ABOUT THIS EXERCISE:
Using the entries below, say how many of the lines carry "Cartel". Write the number alone.

App and web page records:
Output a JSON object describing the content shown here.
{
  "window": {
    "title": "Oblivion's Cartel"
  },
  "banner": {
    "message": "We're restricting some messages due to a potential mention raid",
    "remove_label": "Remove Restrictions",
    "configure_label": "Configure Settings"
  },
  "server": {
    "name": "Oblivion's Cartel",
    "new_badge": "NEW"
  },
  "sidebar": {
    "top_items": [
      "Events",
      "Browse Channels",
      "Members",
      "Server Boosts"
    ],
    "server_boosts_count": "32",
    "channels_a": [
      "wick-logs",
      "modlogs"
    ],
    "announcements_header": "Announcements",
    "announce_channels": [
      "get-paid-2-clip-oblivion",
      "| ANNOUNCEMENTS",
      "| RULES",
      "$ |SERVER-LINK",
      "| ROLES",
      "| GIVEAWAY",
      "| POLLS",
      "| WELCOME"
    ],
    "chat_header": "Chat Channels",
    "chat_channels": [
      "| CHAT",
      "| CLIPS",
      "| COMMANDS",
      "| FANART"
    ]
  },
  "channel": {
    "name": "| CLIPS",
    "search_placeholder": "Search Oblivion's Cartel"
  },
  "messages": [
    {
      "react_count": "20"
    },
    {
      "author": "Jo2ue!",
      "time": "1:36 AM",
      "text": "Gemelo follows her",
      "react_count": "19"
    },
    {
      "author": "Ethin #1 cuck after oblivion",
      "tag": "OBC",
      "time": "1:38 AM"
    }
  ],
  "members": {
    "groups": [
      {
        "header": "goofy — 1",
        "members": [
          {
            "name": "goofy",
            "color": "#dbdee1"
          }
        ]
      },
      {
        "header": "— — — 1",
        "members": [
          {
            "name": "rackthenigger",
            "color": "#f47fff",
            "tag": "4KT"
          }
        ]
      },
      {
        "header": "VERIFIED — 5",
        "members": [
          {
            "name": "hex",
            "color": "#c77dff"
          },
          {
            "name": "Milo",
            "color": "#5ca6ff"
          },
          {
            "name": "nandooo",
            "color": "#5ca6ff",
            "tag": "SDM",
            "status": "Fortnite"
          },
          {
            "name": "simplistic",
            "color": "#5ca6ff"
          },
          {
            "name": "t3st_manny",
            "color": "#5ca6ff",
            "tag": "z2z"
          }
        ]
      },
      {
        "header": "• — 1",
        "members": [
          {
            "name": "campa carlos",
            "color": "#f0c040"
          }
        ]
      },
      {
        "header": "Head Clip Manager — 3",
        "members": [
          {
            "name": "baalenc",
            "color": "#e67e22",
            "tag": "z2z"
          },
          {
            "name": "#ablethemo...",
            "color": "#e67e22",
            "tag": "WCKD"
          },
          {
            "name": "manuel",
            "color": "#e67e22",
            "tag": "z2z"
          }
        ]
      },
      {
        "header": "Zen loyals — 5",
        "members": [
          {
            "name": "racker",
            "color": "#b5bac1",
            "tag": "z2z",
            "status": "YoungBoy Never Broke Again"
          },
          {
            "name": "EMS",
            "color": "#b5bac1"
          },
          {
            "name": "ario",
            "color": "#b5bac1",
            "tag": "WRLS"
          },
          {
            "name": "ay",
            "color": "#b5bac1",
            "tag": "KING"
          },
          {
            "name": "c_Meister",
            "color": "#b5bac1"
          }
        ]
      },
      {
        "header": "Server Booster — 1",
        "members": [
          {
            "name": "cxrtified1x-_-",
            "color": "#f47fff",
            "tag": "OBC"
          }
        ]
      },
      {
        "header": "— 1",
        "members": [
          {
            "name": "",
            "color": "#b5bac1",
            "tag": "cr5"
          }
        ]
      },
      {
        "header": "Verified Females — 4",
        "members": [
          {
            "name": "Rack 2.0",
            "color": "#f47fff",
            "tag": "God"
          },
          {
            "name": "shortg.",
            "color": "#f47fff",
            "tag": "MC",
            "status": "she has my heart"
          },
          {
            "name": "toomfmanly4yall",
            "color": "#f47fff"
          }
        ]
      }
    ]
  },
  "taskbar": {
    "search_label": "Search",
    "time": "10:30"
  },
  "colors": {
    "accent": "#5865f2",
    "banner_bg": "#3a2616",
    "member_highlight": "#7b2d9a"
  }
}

COMPLETED TASK:
3